The release and dissemination of these revealing Operation RYaN documents by the German government and the Cold War International History Project are a refreshing departure from the secrecy still cloaking documents about the 1983 War Scare in Moscow, Washington, and other capitals. These revelations also serve as a clarion call for historians to continue pressing for the declassification of the events and reasons which increased the risk of nuclear war through miscalculation during the 1983 War Scare.
 Other sources vary the spelling of RYaN. Soviet Ambassador to the United States Anatoly Dobrynin spelled it “ryon.” Another spelling includes the word “suprise:” “VRYAN” “vnezapnoe raketno yadernoe napadenie” —surprise nuclear missile attack.
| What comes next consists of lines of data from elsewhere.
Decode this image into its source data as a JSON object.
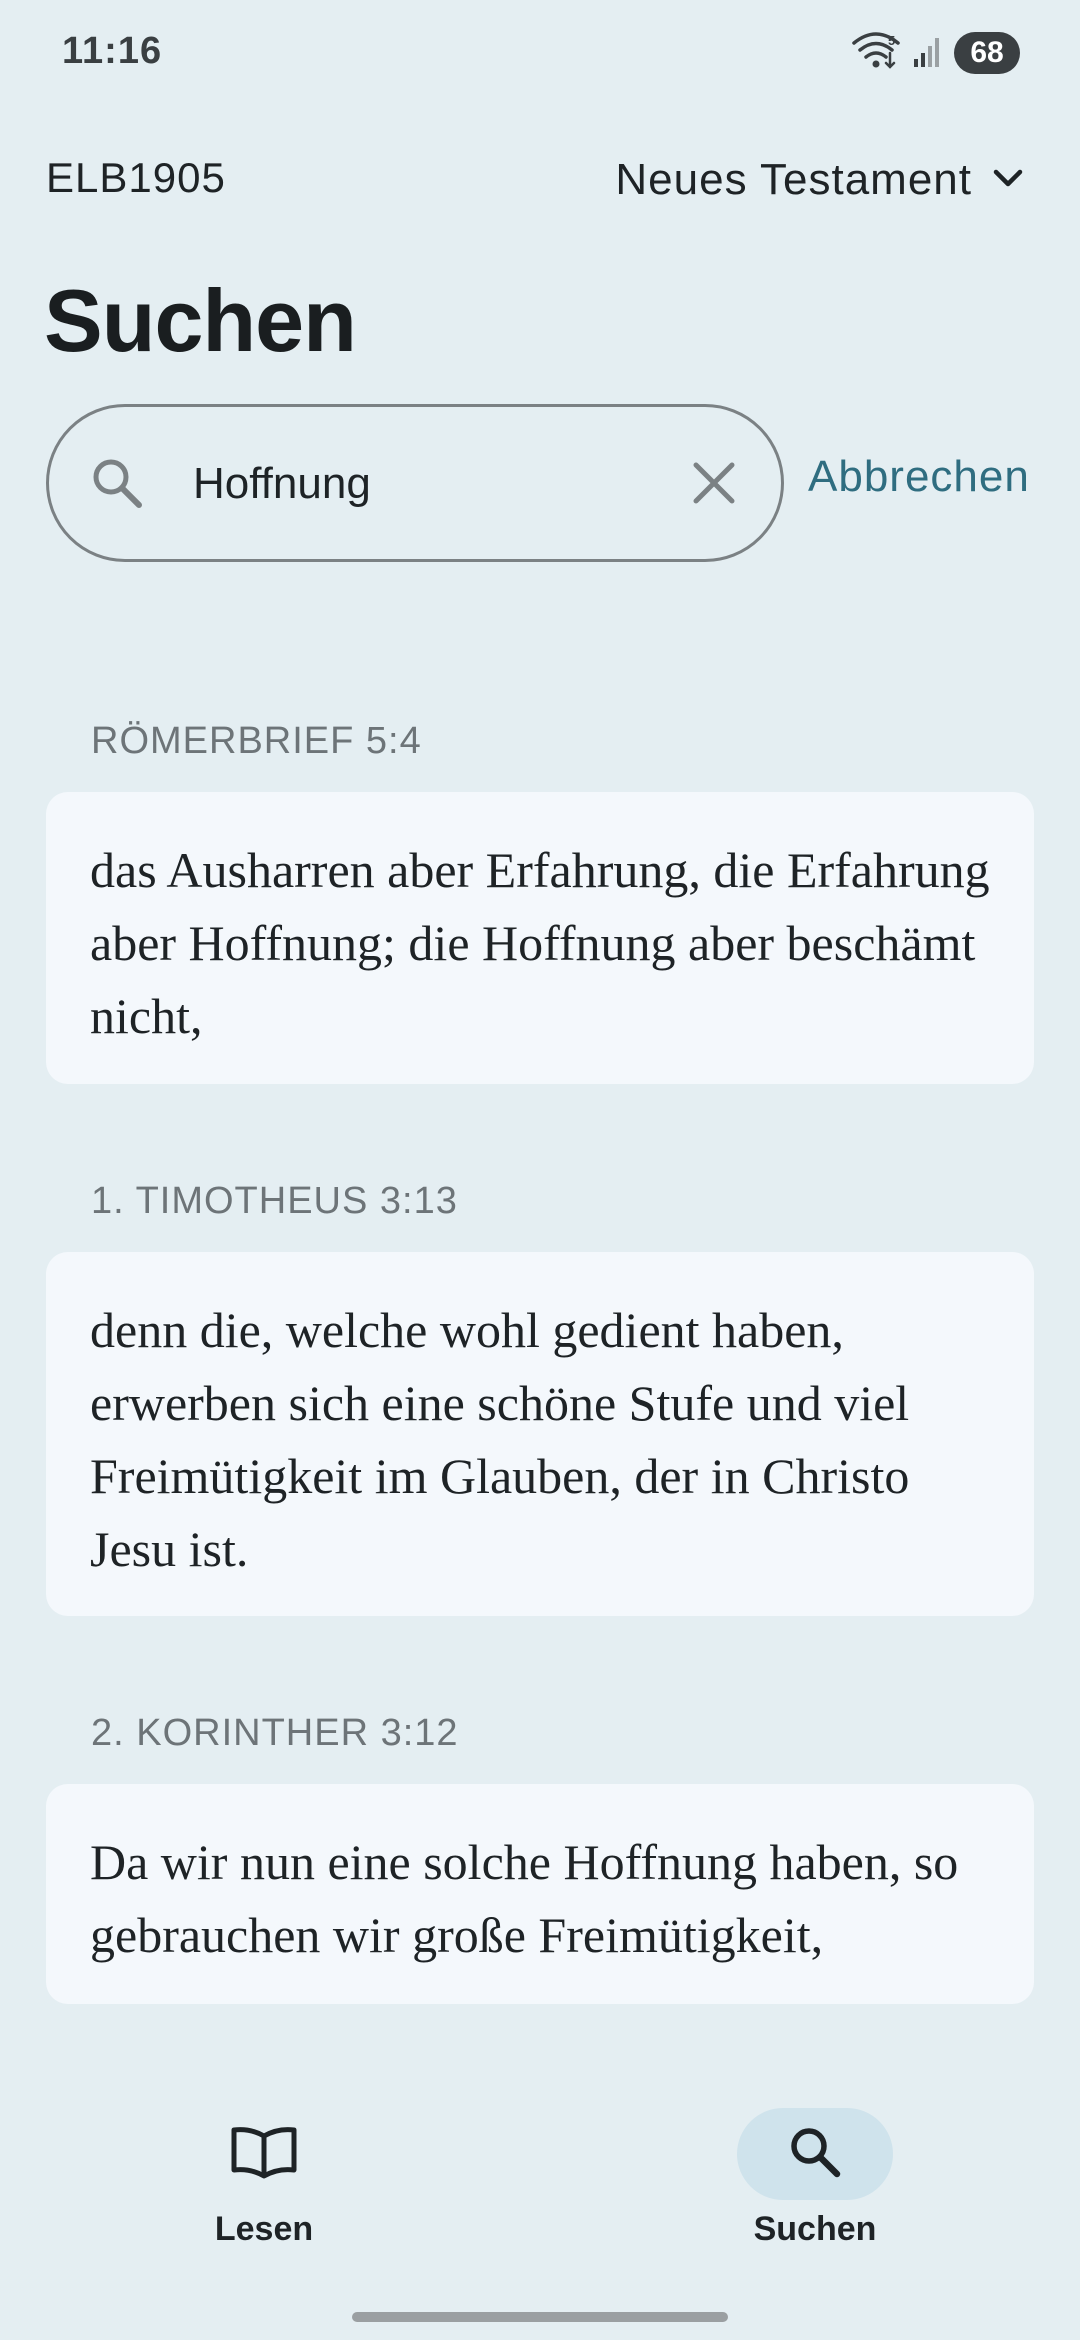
{
  "status_bar": {
    "time": "11:16",
    "battery": "68",
    "wifi_badge": "5"
  },
  "header": {
    "translation": "ELB1905",
    "testament": "Neues Testament"
  },
  "page": {
    "title": "Suchen"
  },
  "search": {
    "value": "Hoffnung",
    "cancel_label": "Abbrechen"
  },
  "results": [
    {
      "reference": "RÖMERBRIEF 5:4",
      "text": "das Ausharren aber Erfahrung, die Erfahrung aber Hoffnung; die Hoffnung aber beschämt nicht,"
    },
    {
      "reference": "1. TIMOTHEUS 3:13",
      "text": "denn die, welche wohl gedient haben, erwerben sich eine schöne Stufe und viel Freimütigkeit im Glauben, der in Christo Jesu ist."
    },
    {
      "reference": "2. KORINTHER 3:12",
      "text": "Da wir nun eine solche Hoffnung haben, so gebrauchen wir große Freimütigkeit,"
    }
  ],
  "bottom_nav": {
    "items": [
      {
        "label": "Lesen",
        "icon": "book-icon",
        "active": false
      },
      {
        "label": "Suchen",
        "icon": "search-icon",
        "active": true
      }
    ]
  },
  "colors": {
    "background": "#e4eef2",
    "card": "#f4f8fc",
    "accent": "#2f6d80",
    "active_nav": "#cfe3ec"
  }
}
Czech Intelligence referred to the operation as NRJAN. One document shows that the Bulgarians monitored “VRYAN indicators” as late as June 1987, and other East German documents show that the operation continued until 1990.
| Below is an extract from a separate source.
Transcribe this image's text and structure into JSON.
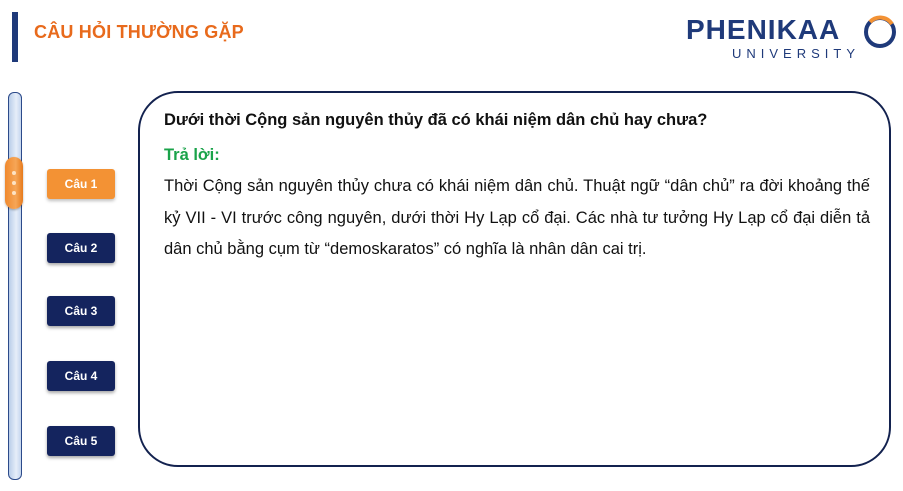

 Robert Fairly once quipped to me on Blogging Heads, that the KGB was not the only national security bureaucracy to lobby for and create large, unnecessary, and ineffective programs to spawn positions for its employees. See also: Kyl-Lott Review.
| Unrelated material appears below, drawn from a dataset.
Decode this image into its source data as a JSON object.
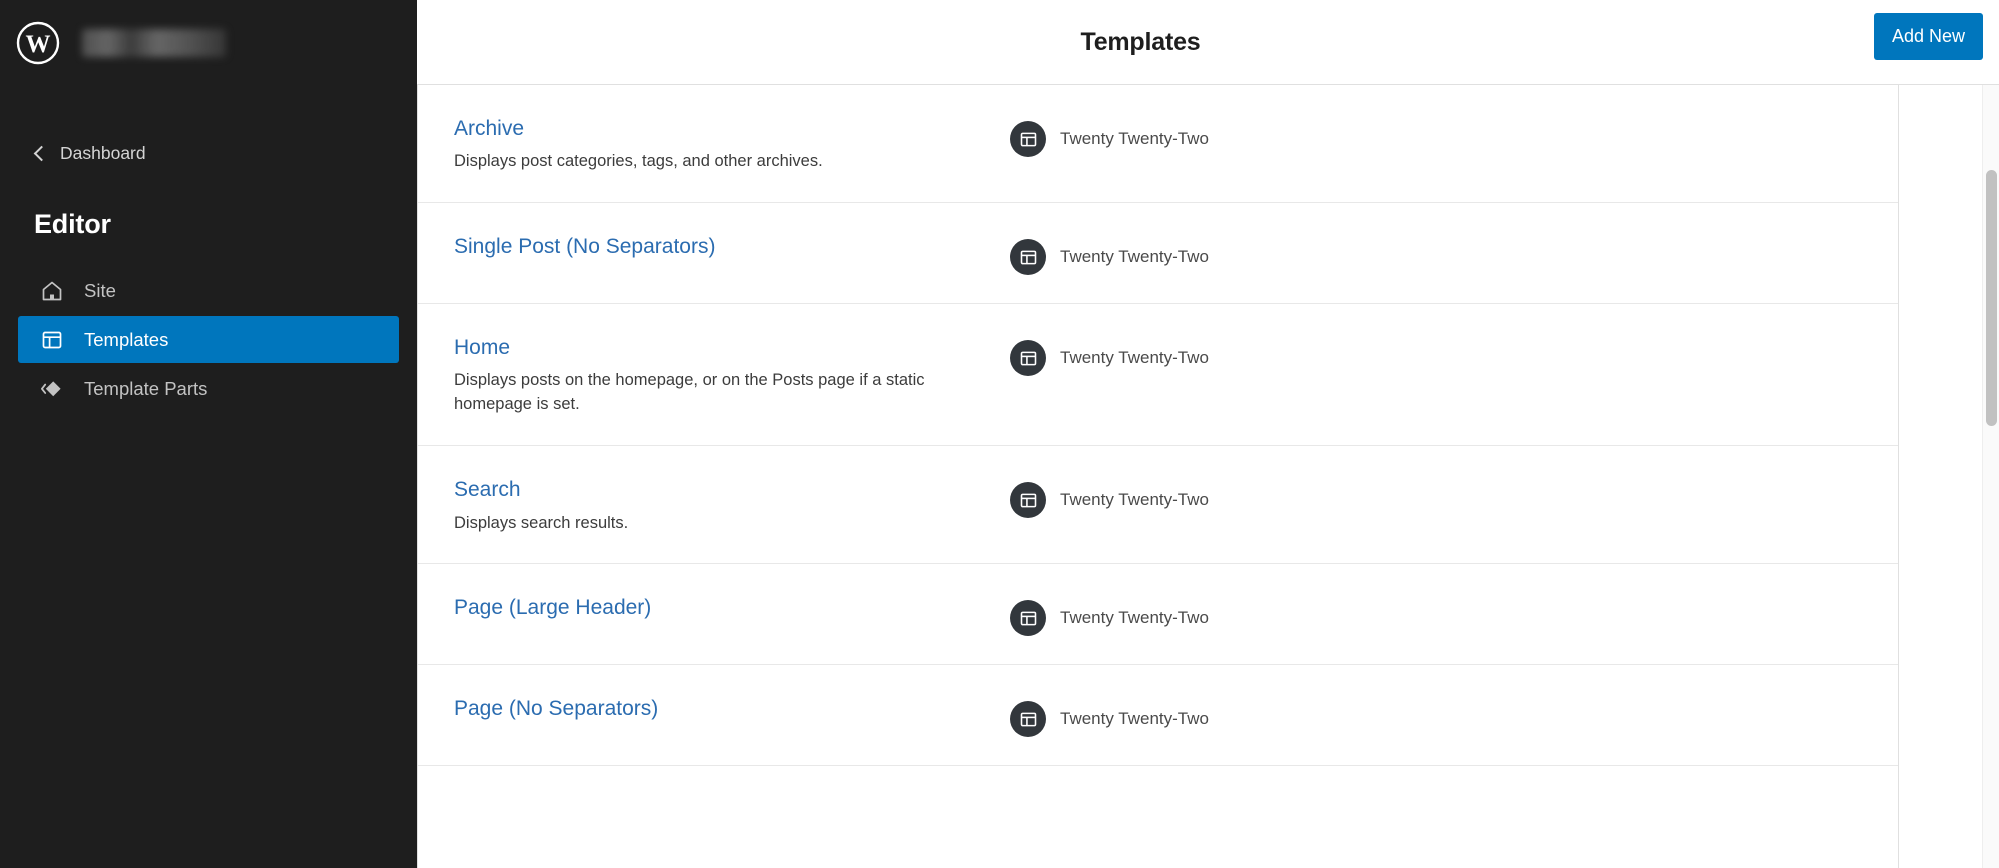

 New evidence on Able Archer 83 has revealed multiple non-routine elements, including: a 170-flight, radio-silent air lift of 19,000 US soldiers to Europe, the shifting of commands from “Permanent War Headquarters to the Alternate War Headquarters,” the practice of “new nuclear weapons release procedures,” including consultations with cells in Washington and London, and the “sensitive, political issue” of numerous “slips of the tongue” in which B-52 sorties were referred to as nuclear “strikes.” These variations, seen through “the fog of nuclear exercises,” did in fact match official Soviet intelligence-defined indicators for “possible operations by the USA and its allies on British territory in preparation for RYaN.”
 Marcus Wolf, “The Man Without a Face,” did not write kindly of the Soviets, or Operation RYaN in his 1997 memoir: “Our Soviet partners had become obsessed with the danger of a nuclear missile attack,” though he writes that he did not. “Like most intelligent people, I found these war games a burdensome waste of time, but these orders were no more open to discussion than other orders from above.” CIA historian Benjamin Fischer has astutely noted that the English language version of Wolf’s memoir, omits an entire chapter the “War Scare” that is in the German edition. According to Wolf’s memoir, Andropov once described to him, “a gloomy scenario in which a nuclear war might be a real threat. His sober analysis came to the conclusion that the US government was striving with all means available to establish nuclear superiority over the Soviet Union.” We can now also read that in a meeting between Andropov (then KGB head) and Mielke in July 1981, Andropov warned, “Reagan’s vulgar speeches show the true face of the military-industrial complex. They have long sought such a figure. Now, they have finally found it in the form of Reagan.”
For more on the 1983 War Scare see The Able Archer 83 Sourcebook and Countdown to Declassification: Finding Answers to a 1983 War Scare.